• **MATERIAL TO PROCESS**:
******
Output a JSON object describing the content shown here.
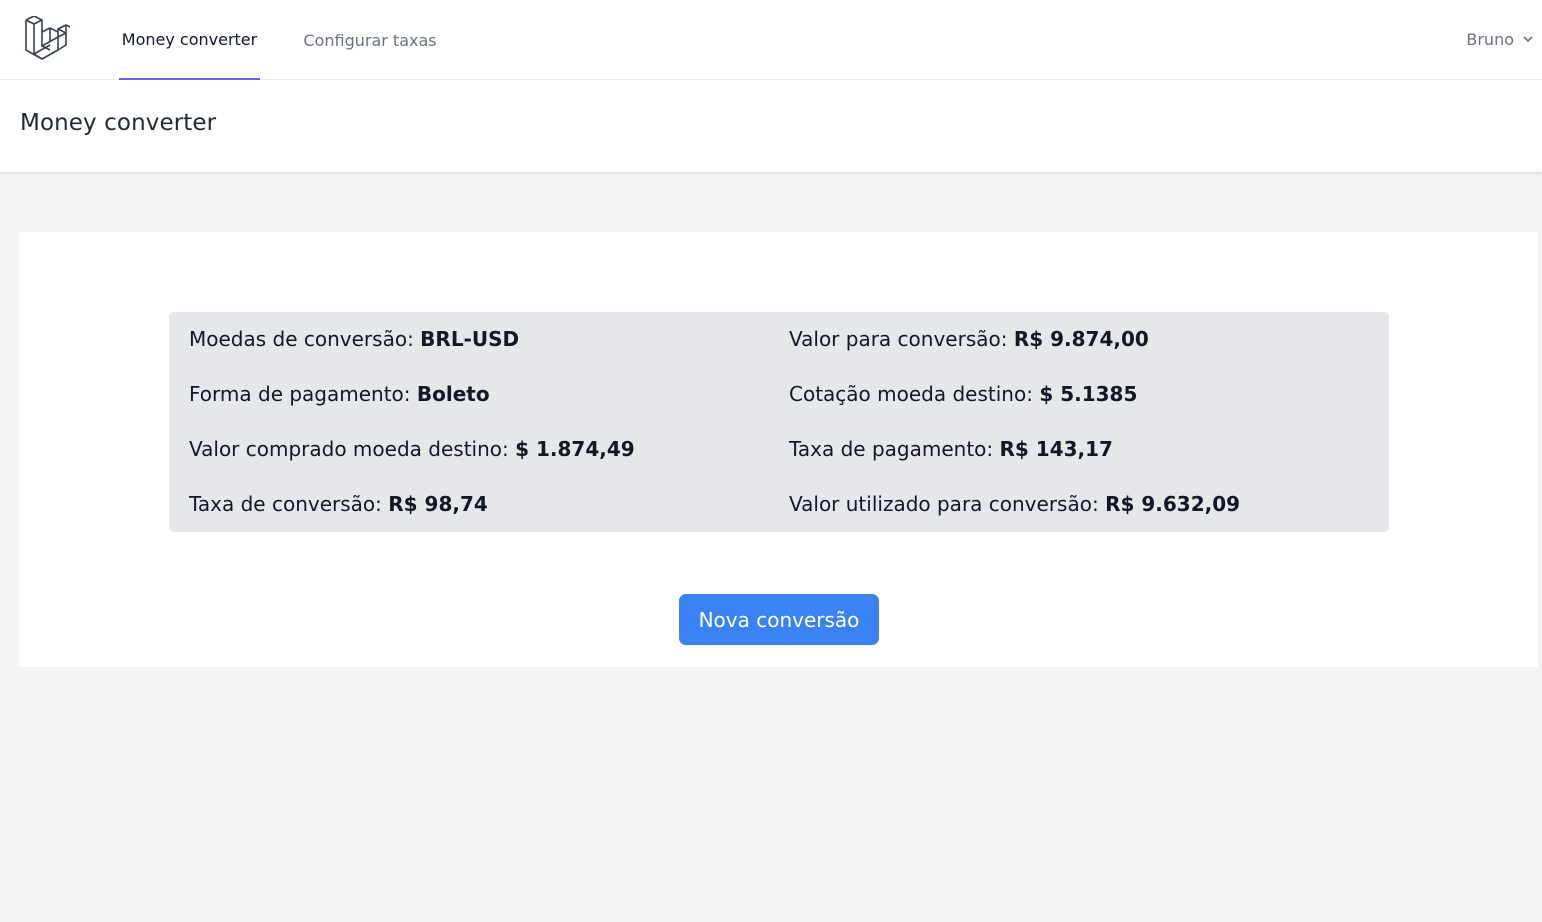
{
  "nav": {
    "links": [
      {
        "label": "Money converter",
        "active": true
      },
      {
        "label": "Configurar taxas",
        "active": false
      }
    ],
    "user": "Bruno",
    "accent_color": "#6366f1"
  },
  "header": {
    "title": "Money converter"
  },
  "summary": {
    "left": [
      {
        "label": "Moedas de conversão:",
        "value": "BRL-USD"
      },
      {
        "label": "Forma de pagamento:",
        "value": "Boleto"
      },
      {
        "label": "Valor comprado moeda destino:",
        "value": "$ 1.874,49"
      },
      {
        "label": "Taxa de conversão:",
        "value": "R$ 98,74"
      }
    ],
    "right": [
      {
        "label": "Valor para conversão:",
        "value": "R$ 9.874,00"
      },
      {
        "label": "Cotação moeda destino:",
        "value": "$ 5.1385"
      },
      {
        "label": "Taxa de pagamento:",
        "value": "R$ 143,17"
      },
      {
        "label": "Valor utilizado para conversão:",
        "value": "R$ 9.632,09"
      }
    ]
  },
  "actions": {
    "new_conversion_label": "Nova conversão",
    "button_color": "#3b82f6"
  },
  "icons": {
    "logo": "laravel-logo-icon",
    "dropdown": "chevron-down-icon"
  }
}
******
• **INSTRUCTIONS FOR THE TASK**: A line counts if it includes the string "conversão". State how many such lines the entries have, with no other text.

• **ANSWER BOX**: 5